Recently, a good friend and I met for lunch to catch up what was going on in our lives. While we made our ways through our greens and grains salad bowls, the topic of technology and social media came up. We had a lengthy discussion, sharing some of our own experiences of how it’s affected our day to day functioning and the way we communicate with others.
Our attachment to smartphones, iPads, apple watches, etc. actually changes the way our brains are wired, but I don’t need scientific proof to know how I’m personally impacted when spending too much time checking email, Facebook, Instagram or endless other distractions. It’s apparent in my attention span and the noticeable decline in the ability to focus on one thing, and one thing only.
I often find myself bouncing between tasks, checking email while simultaneously watching the news, doing housework, or trying to having a conversation. This level of distractedness can take a toll on productivity and on relationships. Constantly toggling between social media or news feeds along with multitasking gives a nebulous sense of productivity and connection but it can also have the lingering effect of anxiety or restlessness.
The ability to focus completely on the present, otherwise known as “being in the moment” has become a lost skill for many. The competitive nature of social media encourages people to care more about documenting experiences over actually experiencing life in real-time. It’s also had a devastating effect on the self-esteem and mental health of young people.
But this isn’t just happening to millennials and x, y and z generations. Middle aged baby-boomers are also lulled into technology addiction. The difference is that we older folks still remember what life was like “before” when we only had face-to-face (and landline phone) interactions. We can recall communicating before texts were a thing. And we proudly tell stories about our wall mounted, rotary dial phones, boasting that we managed to survive without being tethered to a smartphone. And yet, we too are tethered.
Social media and all the conveniences of the internet pose a double edged sword. There are so many helpful apps and instant access to useful information. Focusing on technologies “good” aspects and eliminating the “bad” time-sucking, esteem-crushing experiences can help us strike a healthier balance.
It comes down to having the ability to moderate and occasionally disconnect from technology. This is easier said than done, as multiple studies have shown that our brains become addicted to the dopamine hits produced by the notification “dings” when we get a like, text or email. This is why even the most disciplined among us find it hard to put down our phones and not check for messages. We are literally fighting the reward centers in our brains.

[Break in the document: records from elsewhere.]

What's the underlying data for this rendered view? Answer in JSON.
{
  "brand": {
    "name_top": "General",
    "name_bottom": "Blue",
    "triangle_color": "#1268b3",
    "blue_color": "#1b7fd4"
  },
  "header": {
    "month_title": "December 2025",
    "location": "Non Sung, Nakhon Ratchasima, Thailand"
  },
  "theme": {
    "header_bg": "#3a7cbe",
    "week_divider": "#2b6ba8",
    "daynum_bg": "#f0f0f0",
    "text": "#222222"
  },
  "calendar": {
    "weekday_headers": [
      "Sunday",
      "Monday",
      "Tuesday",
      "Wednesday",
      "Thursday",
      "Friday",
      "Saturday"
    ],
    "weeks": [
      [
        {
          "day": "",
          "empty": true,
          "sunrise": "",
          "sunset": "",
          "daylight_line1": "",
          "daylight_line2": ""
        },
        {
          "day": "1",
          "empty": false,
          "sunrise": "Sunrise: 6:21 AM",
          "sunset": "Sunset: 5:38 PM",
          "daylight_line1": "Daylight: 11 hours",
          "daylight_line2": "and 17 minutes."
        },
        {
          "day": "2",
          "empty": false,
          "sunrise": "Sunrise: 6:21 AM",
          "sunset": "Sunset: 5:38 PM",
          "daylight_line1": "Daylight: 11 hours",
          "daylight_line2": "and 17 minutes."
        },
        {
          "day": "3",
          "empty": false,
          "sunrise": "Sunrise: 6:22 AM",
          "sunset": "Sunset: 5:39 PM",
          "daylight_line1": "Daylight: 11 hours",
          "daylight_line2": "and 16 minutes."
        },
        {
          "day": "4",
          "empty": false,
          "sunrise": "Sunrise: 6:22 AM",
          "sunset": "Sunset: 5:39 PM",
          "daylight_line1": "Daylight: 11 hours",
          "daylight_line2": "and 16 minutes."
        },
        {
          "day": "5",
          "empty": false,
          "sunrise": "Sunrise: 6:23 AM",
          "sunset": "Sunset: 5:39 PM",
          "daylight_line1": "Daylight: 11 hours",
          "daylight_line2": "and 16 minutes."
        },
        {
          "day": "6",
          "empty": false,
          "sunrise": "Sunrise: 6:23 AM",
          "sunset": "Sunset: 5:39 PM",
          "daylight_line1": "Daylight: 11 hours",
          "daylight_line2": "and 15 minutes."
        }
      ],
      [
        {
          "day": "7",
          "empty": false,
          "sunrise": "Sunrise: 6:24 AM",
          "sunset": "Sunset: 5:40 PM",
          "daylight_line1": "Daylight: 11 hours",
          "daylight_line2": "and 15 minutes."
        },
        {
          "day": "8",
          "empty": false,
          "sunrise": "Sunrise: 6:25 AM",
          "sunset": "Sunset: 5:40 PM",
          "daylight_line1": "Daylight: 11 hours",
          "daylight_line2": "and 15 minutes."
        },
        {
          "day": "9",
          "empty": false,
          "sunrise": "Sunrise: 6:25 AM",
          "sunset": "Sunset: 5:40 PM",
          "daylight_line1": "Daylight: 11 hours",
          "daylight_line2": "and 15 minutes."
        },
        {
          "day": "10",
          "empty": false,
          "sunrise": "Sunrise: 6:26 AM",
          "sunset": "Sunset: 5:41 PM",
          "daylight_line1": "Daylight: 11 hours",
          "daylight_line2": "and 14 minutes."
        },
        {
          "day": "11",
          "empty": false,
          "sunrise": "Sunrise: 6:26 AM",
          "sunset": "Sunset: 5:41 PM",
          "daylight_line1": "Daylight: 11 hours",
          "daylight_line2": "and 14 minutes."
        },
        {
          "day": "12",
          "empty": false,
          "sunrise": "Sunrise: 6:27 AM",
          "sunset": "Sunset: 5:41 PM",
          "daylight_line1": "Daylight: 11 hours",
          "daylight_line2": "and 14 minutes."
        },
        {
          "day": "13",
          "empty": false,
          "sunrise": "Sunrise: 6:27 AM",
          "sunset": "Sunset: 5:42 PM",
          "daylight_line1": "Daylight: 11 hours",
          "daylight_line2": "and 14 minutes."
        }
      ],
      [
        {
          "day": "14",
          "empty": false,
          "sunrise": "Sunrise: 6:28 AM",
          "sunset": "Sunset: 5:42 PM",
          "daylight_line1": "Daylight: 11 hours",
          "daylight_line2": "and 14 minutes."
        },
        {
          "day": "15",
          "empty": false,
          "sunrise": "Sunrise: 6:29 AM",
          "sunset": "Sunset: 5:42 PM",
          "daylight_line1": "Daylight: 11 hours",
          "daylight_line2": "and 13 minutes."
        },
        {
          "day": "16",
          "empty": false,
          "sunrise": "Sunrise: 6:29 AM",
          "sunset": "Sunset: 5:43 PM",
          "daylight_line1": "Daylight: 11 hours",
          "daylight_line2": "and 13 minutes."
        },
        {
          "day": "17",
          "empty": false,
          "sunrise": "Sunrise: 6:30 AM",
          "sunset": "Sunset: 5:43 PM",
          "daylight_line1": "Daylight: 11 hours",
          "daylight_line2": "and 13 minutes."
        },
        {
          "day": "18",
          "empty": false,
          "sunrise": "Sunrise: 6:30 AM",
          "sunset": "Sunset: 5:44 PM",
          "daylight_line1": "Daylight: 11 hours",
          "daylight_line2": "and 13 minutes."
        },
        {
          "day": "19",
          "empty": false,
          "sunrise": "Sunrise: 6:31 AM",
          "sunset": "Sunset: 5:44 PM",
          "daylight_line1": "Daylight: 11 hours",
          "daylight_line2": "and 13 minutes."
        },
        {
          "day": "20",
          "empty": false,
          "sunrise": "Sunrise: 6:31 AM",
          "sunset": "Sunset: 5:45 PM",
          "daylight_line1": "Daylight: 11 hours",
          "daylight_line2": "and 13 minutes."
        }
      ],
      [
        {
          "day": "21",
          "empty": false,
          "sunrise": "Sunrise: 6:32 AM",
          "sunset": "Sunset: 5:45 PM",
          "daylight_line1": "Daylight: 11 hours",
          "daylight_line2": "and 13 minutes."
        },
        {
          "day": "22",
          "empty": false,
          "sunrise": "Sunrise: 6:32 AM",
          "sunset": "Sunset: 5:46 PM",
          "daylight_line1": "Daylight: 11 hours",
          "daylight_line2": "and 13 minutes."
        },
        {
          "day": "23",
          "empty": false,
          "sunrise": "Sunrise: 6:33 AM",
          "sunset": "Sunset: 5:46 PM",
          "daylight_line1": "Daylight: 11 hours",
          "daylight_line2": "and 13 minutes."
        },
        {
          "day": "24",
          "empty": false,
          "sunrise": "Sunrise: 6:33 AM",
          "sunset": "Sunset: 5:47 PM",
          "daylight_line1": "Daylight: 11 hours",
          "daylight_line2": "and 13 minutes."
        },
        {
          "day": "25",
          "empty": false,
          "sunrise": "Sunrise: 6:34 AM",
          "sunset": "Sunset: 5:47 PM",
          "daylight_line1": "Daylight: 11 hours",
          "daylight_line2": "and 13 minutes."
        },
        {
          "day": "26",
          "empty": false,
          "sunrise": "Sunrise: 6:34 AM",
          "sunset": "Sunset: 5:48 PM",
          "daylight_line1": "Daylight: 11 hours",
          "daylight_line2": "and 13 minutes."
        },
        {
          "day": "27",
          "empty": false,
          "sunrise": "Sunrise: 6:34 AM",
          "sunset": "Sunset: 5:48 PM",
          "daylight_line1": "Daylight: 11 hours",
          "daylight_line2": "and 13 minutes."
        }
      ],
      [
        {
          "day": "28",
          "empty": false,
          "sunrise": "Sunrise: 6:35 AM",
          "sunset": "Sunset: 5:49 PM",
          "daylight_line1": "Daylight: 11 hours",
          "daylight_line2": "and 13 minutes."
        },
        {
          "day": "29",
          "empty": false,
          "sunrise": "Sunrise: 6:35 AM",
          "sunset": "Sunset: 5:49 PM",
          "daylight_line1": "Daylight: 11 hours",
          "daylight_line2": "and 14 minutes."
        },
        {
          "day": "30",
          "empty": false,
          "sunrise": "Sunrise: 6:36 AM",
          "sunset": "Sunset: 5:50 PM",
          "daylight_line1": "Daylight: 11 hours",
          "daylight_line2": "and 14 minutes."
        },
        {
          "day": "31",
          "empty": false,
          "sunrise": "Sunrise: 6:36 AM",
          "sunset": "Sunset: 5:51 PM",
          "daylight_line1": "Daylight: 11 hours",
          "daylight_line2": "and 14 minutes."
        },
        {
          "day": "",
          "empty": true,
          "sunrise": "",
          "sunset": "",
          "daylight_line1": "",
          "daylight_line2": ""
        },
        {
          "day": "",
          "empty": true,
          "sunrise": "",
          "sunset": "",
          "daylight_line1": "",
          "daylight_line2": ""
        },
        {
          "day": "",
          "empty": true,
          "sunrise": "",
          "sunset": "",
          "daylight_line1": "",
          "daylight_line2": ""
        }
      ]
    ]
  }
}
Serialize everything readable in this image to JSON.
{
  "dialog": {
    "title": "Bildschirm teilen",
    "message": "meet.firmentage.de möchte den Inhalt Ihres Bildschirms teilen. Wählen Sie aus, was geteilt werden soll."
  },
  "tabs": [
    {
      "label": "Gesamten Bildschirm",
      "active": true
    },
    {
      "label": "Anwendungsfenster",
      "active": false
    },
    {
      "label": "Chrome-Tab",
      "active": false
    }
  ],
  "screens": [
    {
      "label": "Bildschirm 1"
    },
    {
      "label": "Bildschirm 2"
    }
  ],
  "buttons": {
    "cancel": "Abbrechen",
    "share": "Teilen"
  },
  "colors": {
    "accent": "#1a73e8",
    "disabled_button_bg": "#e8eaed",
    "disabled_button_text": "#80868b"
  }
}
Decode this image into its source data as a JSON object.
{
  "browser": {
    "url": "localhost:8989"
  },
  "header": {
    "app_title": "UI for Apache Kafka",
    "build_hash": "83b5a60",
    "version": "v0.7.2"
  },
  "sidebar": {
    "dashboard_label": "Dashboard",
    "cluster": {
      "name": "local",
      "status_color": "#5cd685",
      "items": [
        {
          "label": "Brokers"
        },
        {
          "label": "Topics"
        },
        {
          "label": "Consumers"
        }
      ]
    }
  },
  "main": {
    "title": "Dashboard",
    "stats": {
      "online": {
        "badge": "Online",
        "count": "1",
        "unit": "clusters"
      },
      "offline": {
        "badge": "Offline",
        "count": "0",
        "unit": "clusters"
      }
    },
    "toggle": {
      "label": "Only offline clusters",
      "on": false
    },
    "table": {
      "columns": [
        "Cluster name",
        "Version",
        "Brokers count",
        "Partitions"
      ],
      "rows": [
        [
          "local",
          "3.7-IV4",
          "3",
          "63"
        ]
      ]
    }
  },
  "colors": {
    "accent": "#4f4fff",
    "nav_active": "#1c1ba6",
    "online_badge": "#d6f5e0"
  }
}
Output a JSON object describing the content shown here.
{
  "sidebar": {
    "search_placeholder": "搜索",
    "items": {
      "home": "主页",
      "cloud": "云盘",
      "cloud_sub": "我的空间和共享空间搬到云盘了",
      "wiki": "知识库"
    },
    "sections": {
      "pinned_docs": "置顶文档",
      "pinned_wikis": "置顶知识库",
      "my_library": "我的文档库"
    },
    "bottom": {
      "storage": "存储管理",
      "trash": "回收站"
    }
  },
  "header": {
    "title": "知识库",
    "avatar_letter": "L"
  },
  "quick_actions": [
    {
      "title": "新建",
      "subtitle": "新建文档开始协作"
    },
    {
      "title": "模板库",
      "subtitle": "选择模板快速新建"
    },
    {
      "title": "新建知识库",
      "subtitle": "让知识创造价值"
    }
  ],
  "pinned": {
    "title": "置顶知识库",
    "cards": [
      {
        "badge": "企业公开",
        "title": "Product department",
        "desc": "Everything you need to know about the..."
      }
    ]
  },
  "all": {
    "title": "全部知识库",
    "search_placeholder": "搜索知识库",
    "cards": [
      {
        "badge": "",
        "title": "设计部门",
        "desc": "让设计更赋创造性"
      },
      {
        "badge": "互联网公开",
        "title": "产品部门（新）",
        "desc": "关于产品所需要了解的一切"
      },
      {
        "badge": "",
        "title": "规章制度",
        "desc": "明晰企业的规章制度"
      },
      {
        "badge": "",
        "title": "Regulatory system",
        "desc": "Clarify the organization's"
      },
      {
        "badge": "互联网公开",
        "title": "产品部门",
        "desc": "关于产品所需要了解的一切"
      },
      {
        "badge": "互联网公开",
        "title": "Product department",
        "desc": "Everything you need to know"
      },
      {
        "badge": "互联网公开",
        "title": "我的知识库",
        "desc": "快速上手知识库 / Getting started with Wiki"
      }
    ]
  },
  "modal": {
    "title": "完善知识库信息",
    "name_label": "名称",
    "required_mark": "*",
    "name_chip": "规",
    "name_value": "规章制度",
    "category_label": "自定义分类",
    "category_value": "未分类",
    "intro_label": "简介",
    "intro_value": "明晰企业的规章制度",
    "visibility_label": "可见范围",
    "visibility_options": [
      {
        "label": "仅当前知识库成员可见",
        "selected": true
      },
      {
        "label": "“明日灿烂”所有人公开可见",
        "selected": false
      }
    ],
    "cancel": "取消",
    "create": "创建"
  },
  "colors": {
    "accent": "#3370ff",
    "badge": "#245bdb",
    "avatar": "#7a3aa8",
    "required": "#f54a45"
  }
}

For a fascinating yet chilling dive into the topic, I recommend reading “Stolen Focus” by Johann Hari. The author shares a personal account of his attempt to disconnect from technology. He also interviewed many high level engineers and founders of social media platforms. Their insights and comments are surprising.
Likewise, “The Social Dilemma” – the 2020 documentary about the addictive and manipulative nature of these platforms was an eye-opener for millions who viewed it. Still, I wonder if we’ve made any meaningful progress in reducing our social media consumption or if we’ve just becomes resigned that this is the new normal?
Understanding what we are up against at least gives us some tools to prevent social media and technology taking over our lives. We can change settings to silence notifications. We can use apps that track our screen time. And when we meet up with family or friends, we can all agree to turn off or put away our devices.
Here are some other ways I’ve been able to moderate my personal technology and social media use. Maybe they’ll work for you too.
- I take social media breaks if I find it’s affecting my mood. Sometimes, posts can trigger the FOMO phenomenon – or the “my life is really boring” narrative.
- Any form of exercise – or just being out in nature, provides a much needed break from the constant barrage of notifications – so putting down the phone and engaging in physical activity daily is a must for me.
- When I do “plug in” I tend to gravitate to news sites, which are often negative and depressing – so I try to balance that with more uplifting reading; travel and food features, healthy lifestyle websites, feel good stories about people doing good things. Look for the positive – it is out there!
- I postpone responding immediately to every notification – and instead finish what I was doing before the “swoosh” so rudely interrupted.
- I often leave my phone on a charger in another room – pleasantly surprised by how much better I can focus when it’s not nearby.
- I silence my phone when I’m in a meeting, at an appointment or visiting with friends. Unless someone is in the hospital or I’m expecting an important call, it can wait.
Circling back to the start of this column, I’m happy to report that my friend and I enjoyed a lovely lunch, complete with face to face interactions and free of technology interruption. Neither of us had our phones out and the conversation was relaxed and genuine. I left with a feeling of true connection – and isn’t that how it’s supposed to be?
So, the next time you hear that swoosh, beep or ping, ask yourself if it can wait. It’s highly likely that what you’re doing (and who you’re with) in that moment is where your focus needs to be.
One thought on “Finding Balance in a tech focused world”
I especially like the suggestion to leave the phone in another room. I’ve done this while working at home, and oh, the difference it has made!